ASSIGNED TASK:
Could you find every line in the entries below that holds the word "aaaa" and copy it?

GIVEN DATA:
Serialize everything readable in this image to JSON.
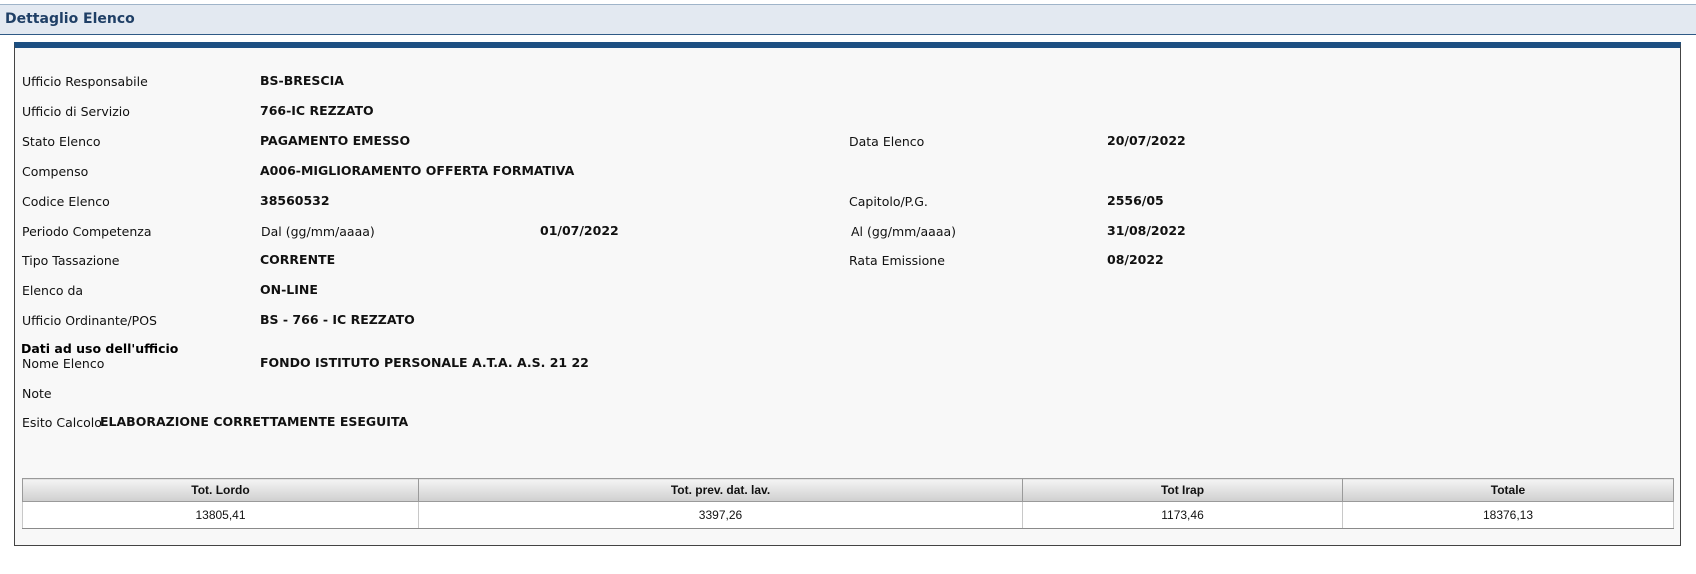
{
  "header": {
    "title": "Dettaglio Elenco"
  },
  "fields": {
    "ufficio_responsabile": {
      "label": "Ufficio Responsabile",
      "value": "BS-BRESCIA"
    },
    "ufficio_servizio": {
      "label": "Ufficio di Servizio",
      "value": "766-IC REZZATO"
    },
    "stato_elenco": {
      "label": "Stato Elenco",
      "value": "PAGAMENTO EMESSO"
    },
    "data_elenco": {
      "label": "Data Elenco",
      "value": "20/07/2022"
    },
    "compenso": {
      "label": "Compenso",
      "value": "A006-MIGLIORAMENTO OFFERTA FORMATIVA"
    },
    "codice_elenco": {
      "label": "Codice Elenco",
      "value": "38560532"
    },
    "capitolo": {
      "label": "Capitolo/P.G.",
      "value": "2556/05"
    },
    "periodo": {
      "label": "Periodo Competenza",
      "dal_label": "Dal (gg/mm/aaaa)",
      "dal_value": "01/07/2022",
      "al_label": "Al (gg/mm/aaaa)",
      "al_value": "31/08/2022"
    },
    "tipo_tassazione": {
      "label": "Tipo Tassazione",
      "value": "CORRENTE"
    },
    "rata_emissione": {
      "label": "Rata Emissione",
      "value": "08/2022"
    },
    "elenco_da": {
      "label": "Elenco da",
      "value": "ON-LINE"
    },
    "ufficio_ordinante": {
      "label": "Ufficio Ordinante/POS",
      "value": "BS - 766 - IC REZZATO"
    },
    "dati_ufficio": {
      "heading": "Dati ad uso dell'ufficio"
    },
    "nome_elenco": {
      "label": "Nome Elenco",
      "value": "FONDO ISTITUTO PERSONALE A.T.A. A.S. 21 22"
    },
    "note": {
      "label": "Note",
      "value": ""
    },
    "esito_calcolo": {
      "label": "Esito Calcolo",
      "value": "ELABORAZIONE CORRETTAMENTE ESEGUITA"
    }
  },
  "totals": {
    "headers": [
      "Tot. Lordo",
      "Tot. prev. dat. lav.",
      "Tot Irap",
      "Totale"
    ],
    "values": [
      "13805,41",
      "3397,26",
      "1173,46",
      "18376,13"
    ]
  }
}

EXPECTED ANSWER:
      "dal_label": "Dal (gg/mm/aaaa)",
      "al_label": "Al (gg/mm/aaaa)",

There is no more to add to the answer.